We listen to industry. We acknowledge that for a modest investment the industry got some pretty substantial future returns. NXT is proud that we were able to work with government to secure $60 million over two years in the May budget for industry specialist mentoring for Australian apprentices. The aim of the program is to support 45,000 apprentices and trainees in their first two years of training, when they are most vulnerable to quitting. The funding is meant to kick in this financial year, and we will be keeping a keen eye on this to ensure the program starts this year and the full funding is delivered as promised.
I was struck by how much this modest funding meant to this industry, just one of the industries which will benefit from the program. Unfortunately, despite its contribution to jobs and the economy, this industry is not benefitting from a consistent response or dedicated support from government. It only saw a fraction of the $900 million promised in the Automotive Transformation Scheme, and it is still waiting for the government's response to the Senate Economics References Committee's 2015 report on the future of the Australian automotive industry.
The committee's report made some strong recommendations to underpin the industry during this time of massive change, including maintaining the Automotive Transformation Scheme funding through to 2020-21 and broadening its objective to support industry-wide diversification and transformation. It also recommended the establishment of an automotive industry taskforce to develop and implement a national automotive policy to help the industry meet the challenges and opportunities associated with alternative fuels and emerging technologies. Industry minister Arthur Sinodinos acknowledged that this is a key sector and that it is going through unprecedented change. The government has recognised this with a $100 million Advanced Manufacturing Fund to be delivered over five years. However, we still need an overarching strategy to help the industry navigate this time of upheaval.

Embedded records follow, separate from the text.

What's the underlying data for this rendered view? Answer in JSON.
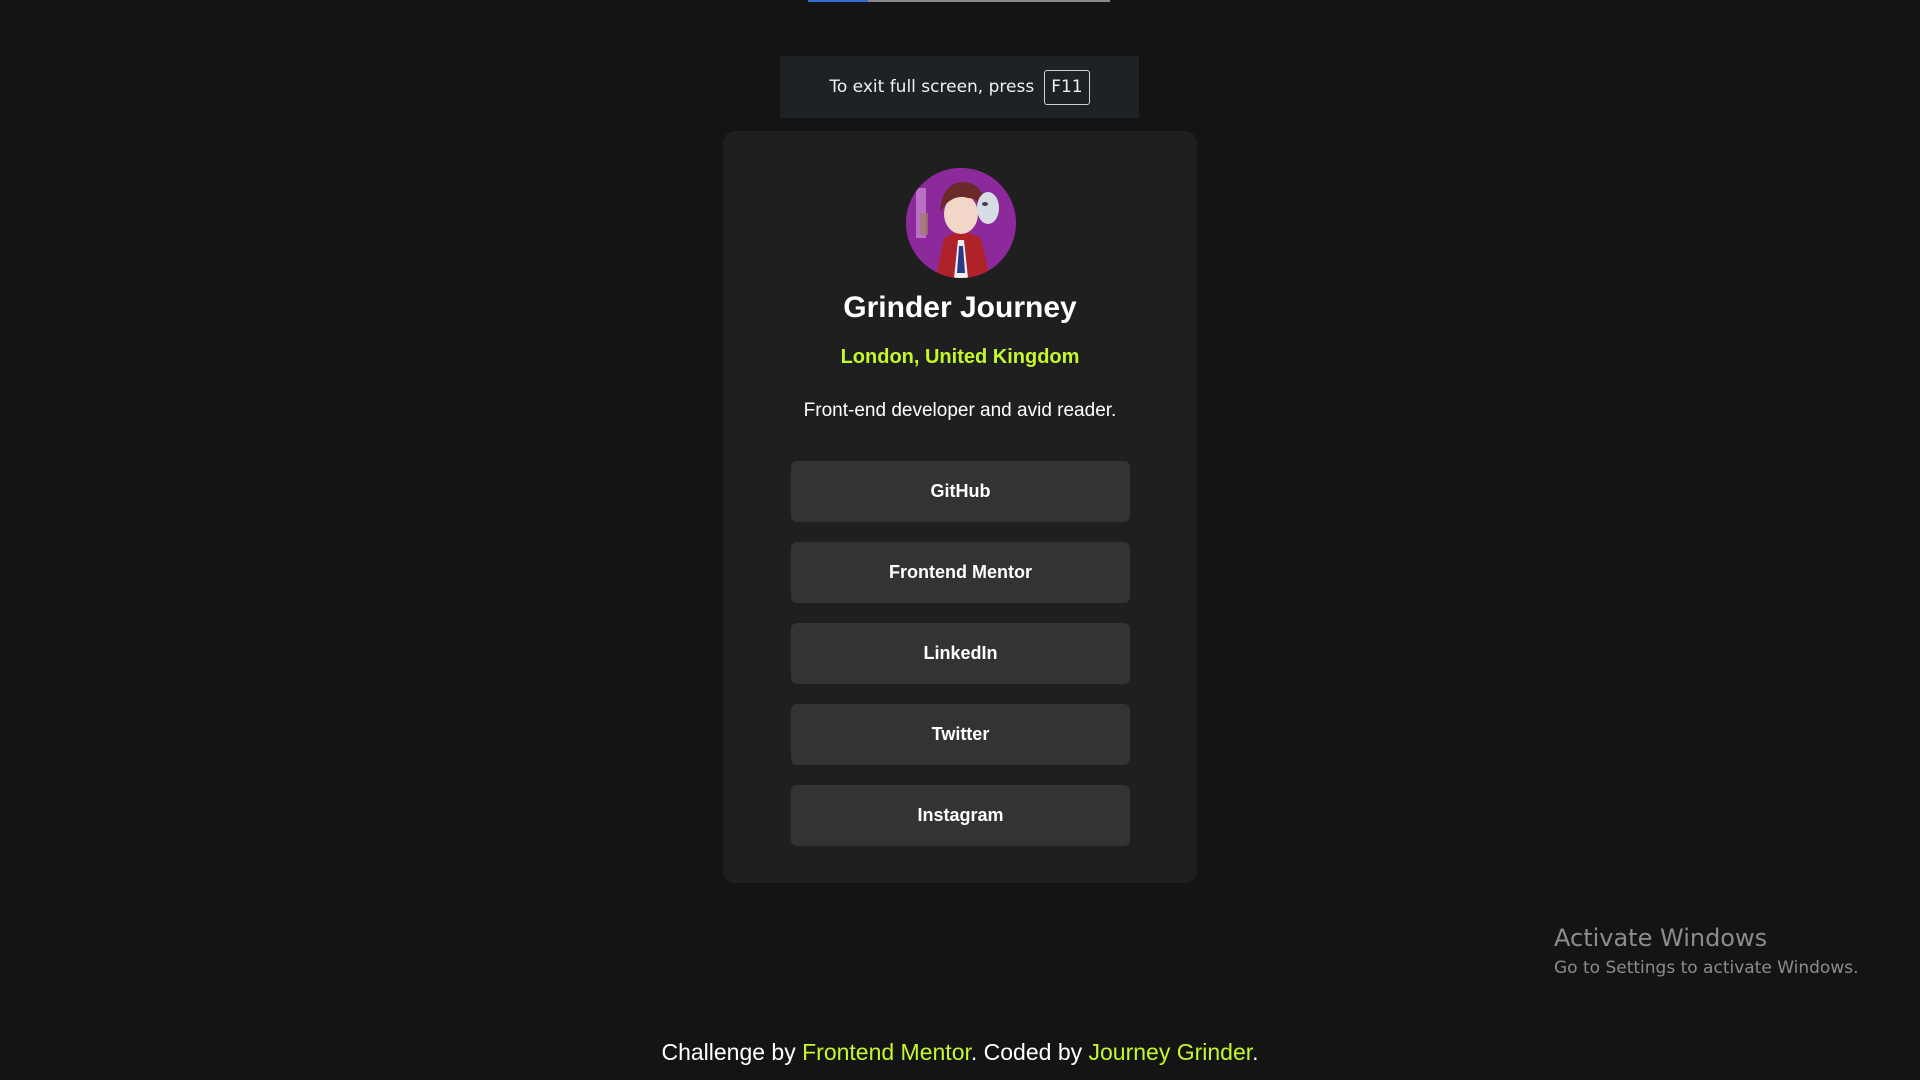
{
  "fullscreen_notice": {
    "text": "To exit full screen, press",
    "key": "F11"
  },
  "top_progress": {
    "fill_percent": 20
  },
  "profile": {
    "name": "Grinder Journey",
    "location": "London, United Kingdom",
    "bio": "Front-end developer and avid reader."
  },
  "links": [
    {
      "label": "GitHub"
    },
    {
      "label": "Frontend Mentor"
    },
    {
      "label": "LinkedIn"
    },
    {
      "label": "Twitter"
    },
    {
      "label": "Instagram"
    }
  ],
  "footer": {
    "prefix": "Challenge by ",
    "challenge_link": "Frontend Mentor",
    "middle": ". Coded by ",
    "author_link": "Journey Grinder",
    "suffix": "."
  },
  "windows_watermark": {
    "title": "Activate Windows",
    "subtitle": "Go to Settings to activate Windows."
  },
  "colors": {
    "background": "#141414",
    "card": "#1f1f1f",
    "button": "#333333",
    "accent": "#c4f82a",
    "text": "#ffffff"
  }
}
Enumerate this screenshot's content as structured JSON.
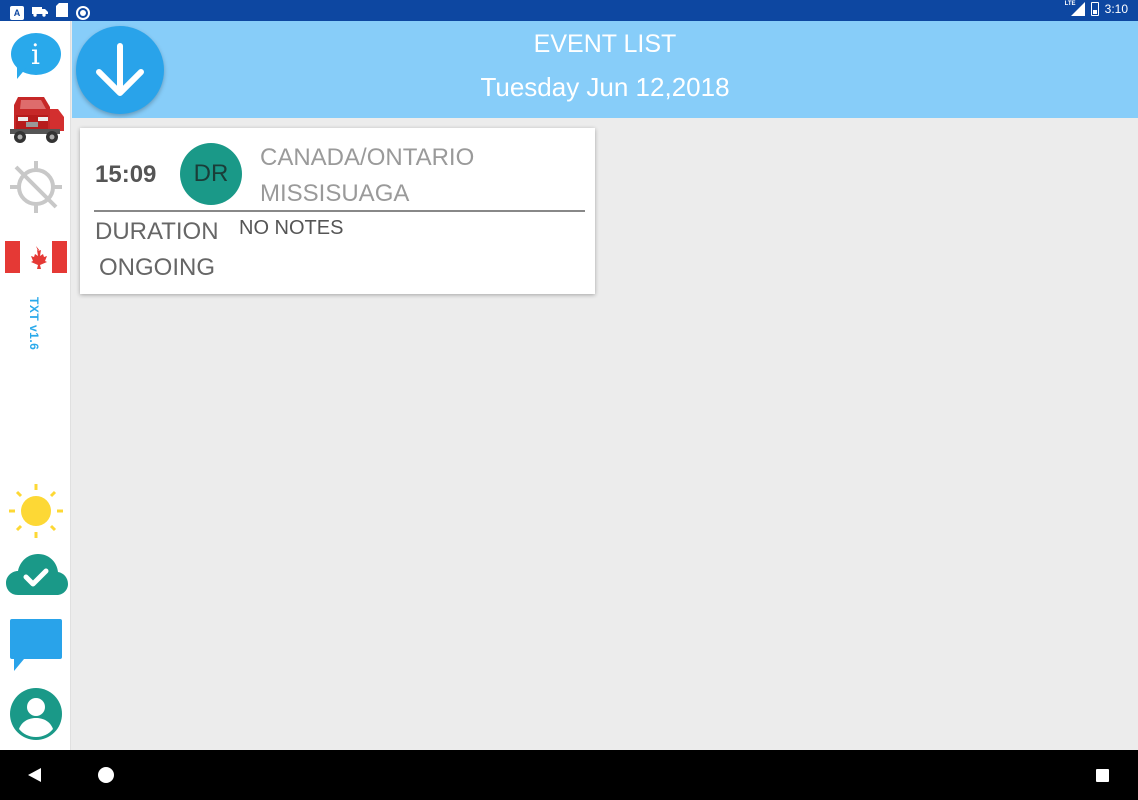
{
  "status_bar": {
    "left_icons": [
      "a-icon",
      "truck-icon",
      "sd-card-icon",
      "record-icon"
    ],
    "network": "LTE",
    "time": "3:10"
  },
  "sidebar": {
    "items": [
      {
        "name": "info-icon",
        "label": "i"
      },
      {
        "name": "truck-icon"
      },
      {
        "name": "gps-off-icon"
      },
      {
        "name": "canada-flag-icon"
      },
      {
        "name": "sun-icon"
      },
      {
        "name": "cloud-check-icon"
      },
      {
        "name": "chat-icon"
      },
      {
        "name": "user-icon"
      }
    ],
    "version": "TXT v1.6"
  },
  "header": {
    "title": "EVENT LIST",
    "date": "Tuesday Jun 12,2018",
    "colors": {
      "background": "#87cdf9",
      "button": "#29a3ea"
    }
  },
  "event": {
    "time": "15:09",
    "status": "DR",
    "location_line1": "CANADA/ONTARIO",
    "location_line2": "MISSISUAGA",
    "duration_label": "DURATION",
    "duration_value": "ONGOING",
    "notes": "NO NOTES",
    "status_color": "#1a9988"
  }
}
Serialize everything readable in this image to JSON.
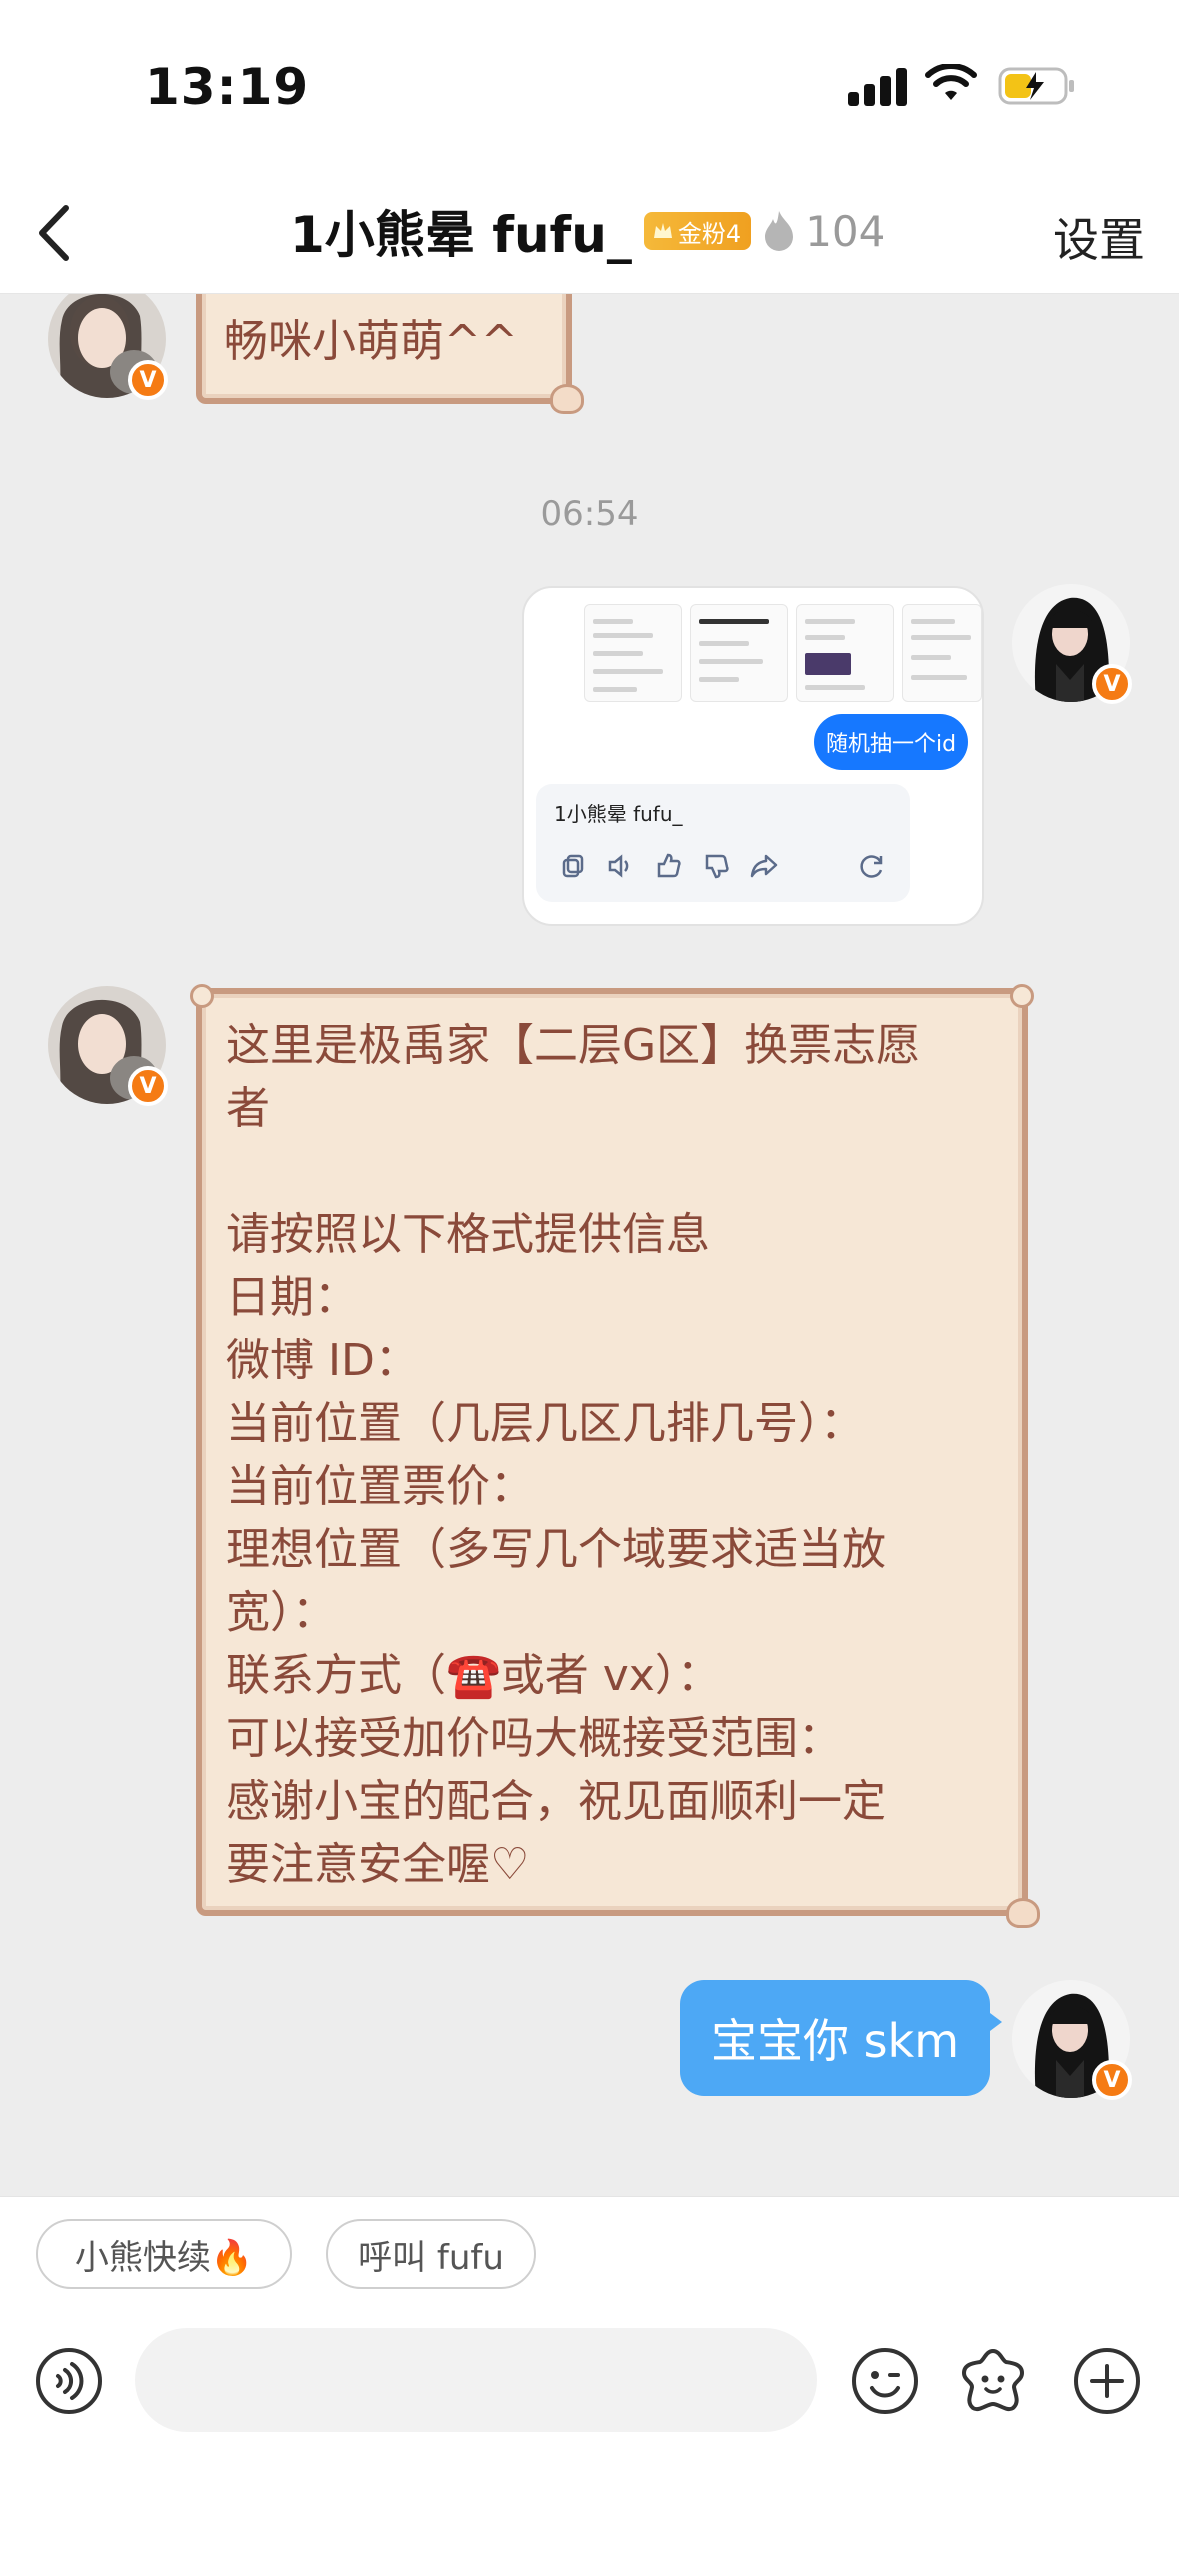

I'm sure the minister is sincere in his goodwill towards the industry. However, it has been more than 18 months and, more importantly, two federal budgets since the committee handed down its report, and we have yet to see an effective response from government. When my colleague Nick Xenophon asked during question time last month about what, if any, progress had been made and when the government would respond to the report's recommendations, Senator Sinodinos had to take the question on notice. While the current funding commitments are necessary and welcome, we still don't have a guiding national policy or overarching strategies to support the industry's evolution during this time of transition. I urge the government to continue its support of the industry by urgently responding to the recommendations of the report on the future of Australia's automotive industry and considering what other concrete and coordinated actions it can take to support the industry's ongoing transition.